Report, word for word, every line of the material that contains "localhost".
-------- Task input --------
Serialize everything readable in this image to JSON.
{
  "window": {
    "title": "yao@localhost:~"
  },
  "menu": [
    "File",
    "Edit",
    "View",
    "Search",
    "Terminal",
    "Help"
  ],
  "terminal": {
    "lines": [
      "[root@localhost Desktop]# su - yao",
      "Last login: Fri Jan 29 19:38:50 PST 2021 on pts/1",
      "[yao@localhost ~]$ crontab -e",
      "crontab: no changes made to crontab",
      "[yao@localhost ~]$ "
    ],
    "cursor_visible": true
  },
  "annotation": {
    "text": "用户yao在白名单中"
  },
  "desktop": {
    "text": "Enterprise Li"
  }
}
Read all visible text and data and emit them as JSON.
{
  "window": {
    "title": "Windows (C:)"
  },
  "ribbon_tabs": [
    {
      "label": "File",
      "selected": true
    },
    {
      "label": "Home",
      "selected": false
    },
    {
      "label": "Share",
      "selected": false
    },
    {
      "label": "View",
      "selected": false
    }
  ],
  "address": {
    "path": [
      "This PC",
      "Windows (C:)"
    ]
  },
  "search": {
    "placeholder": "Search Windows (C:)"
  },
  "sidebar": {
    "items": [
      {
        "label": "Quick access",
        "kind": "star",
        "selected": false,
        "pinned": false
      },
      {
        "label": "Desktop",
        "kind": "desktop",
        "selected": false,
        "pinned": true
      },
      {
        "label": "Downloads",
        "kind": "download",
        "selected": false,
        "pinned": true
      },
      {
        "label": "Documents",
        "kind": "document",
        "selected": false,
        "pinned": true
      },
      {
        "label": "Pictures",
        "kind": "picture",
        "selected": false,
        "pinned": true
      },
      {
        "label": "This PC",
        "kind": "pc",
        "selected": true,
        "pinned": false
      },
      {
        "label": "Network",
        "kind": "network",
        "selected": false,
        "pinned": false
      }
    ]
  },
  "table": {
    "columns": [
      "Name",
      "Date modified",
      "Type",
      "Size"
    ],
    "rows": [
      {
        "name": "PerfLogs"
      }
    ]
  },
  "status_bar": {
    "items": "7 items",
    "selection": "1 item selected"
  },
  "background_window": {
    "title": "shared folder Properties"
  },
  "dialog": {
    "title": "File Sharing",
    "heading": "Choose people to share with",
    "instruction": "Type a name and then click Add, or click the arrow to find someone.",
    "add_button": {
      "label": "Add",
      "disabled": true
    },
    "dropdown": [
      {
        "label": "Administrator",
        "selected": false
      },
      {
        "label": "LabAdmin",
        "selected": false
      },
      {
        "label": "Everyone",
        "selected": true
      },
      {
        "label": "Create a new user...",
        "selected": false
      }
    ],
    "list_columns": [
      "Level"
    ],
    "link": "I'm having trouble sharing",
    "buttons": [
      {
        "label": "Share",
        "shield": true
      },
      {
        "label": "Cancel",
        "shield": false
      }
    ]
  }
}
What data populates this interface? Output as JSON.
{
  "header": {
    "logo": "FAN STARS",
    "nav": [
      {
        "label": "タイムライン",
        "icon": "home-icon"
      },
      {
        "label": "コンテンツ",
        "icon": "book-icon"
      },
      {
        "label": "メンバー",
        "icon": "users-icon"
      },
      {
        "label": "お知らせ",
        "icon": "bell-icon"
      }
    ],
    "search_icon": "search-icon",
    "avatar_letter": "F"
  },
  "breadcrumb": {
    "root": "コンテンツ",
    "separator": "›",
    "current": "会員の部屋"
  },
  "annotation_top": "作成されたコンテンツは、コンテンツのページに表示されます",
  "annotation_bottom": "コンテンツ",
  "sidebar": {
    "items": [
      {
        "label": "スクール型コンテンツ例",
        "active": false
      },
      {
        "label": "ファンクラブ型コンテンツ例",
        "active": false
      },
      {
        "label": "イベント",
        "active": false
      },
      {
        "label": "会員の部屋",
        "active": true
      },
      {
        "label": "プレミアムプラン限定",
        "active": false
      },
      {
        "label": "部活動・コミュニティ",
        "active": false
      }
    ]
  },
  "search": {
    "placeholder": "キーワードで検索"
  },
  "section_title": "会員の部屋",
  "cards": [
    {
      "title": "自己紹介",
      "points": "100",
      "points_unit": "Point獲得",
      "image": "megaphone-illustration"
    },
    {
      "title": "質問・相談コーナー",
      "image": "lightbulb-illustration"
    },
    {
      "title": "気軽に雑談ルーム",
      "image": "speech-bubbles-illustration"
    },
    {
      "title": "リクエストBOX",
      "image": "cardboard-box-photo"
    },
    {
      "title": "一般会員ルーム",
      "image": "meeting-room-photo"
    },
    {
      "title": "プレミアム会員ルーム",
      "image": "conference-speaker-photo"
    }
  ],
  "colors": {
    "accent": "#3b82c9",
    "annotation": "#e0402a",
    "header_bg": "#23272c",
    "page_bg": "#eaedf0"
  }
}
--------
Solution below —
    "title": "yao@localhost:~"
      "[root@localhost Desktop]# su - yao",
      "[yao@localhost ~]$ crontab -e",
      "[yao@localhost ~]$ "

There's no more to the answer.